The EOS project:

Evolution of 21cm Structure


The redshifted 21cm line will allow us to see the infancy of our Universe with unmatched clarity.  Interferometric observations will eventually provide a movie of the tempestuous first billion years of our Universe.  We will witness the dawn of the first stars, galaxies and black holes.

This nascent field is rapidly advancing.  To keep pace, we established the EOS project: providing periodic releases of the latest, cutting-edge 21cm simulations.  New advances in our understanding can have dramatic implications (for example, recent work suggests that the reionization 21cm signal might be up to two or three times weaker than previously expected).  Although we presently understand very little of the early Universe, regular EOS releases serve as an up-to-date “best-guess” for the cosmic 21cm signal.  These could aid instrument designs, observing strategies, foreground cleaning algorithms, etc.

2016 data release

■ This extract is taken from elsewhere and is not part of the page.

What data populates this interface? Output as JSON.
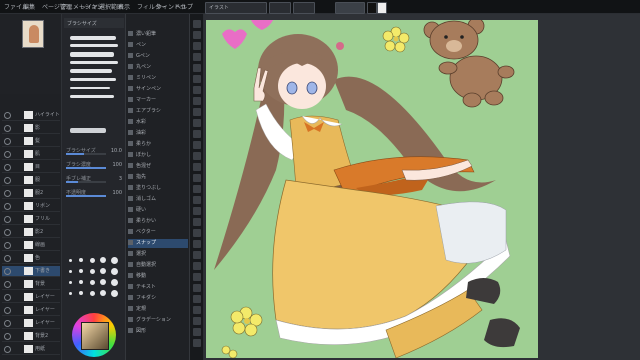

These simulations were generated with 21cmFASTv2.  They are 1.6 Gpc on a side, with a resolution of 1024^3.  The main physics improvements include inhomogeneous, sub-grid modeling of recombinations, as well as calibrated photo-heating feedback on star formation during reionization (for details see Sobacchi & Mesinger 2014). Cosmological parameters are taken from Planck2015.  The initial stages of the Cosmic Dawn occur later than in some previous estimates, as we calibrate to recent Chandra observations, and we include a smaller star-formation efficiency (5%) motivated by the non-ionizing UV luminosity functions of high-z galaxies.

We include two extremes models, FAINT GALAXIES and BRIGHT GALAXIES, differing in the halo mass of the typical galaxies driving the EoR and CD.  The ionizing efficiency (e.g. escape fraction) is tuned in both models to agree with Planck2015 measurements of the Thompson scattering optical depth.  The resulting models bracket the expected typical sizes of ionized regions as well as the duration of reionization.   However, we motivate the FAINT GALAXIES model as likely being closer to the “truth”.  For a detailed description of the simulations, please see Mesinger, Greig, Sobacchi (2016).


2D slice with power spectra evolution

3D volume renderings

Public data:

FAINT GALAXIES Power spectra (ascii files, columns: k, power, poisson error)

FAINT GALAXIES Data cubes (co-eval, and light-cone interpolated along the z-axis)

BRIGHT GALAXIES Power spectra (ascii files, with columns of k, power, poisson error)

BRIGHT GALAXIES Data cubes (co-eval, and light-cone interpolated along the z-axis)

Light-cone strips: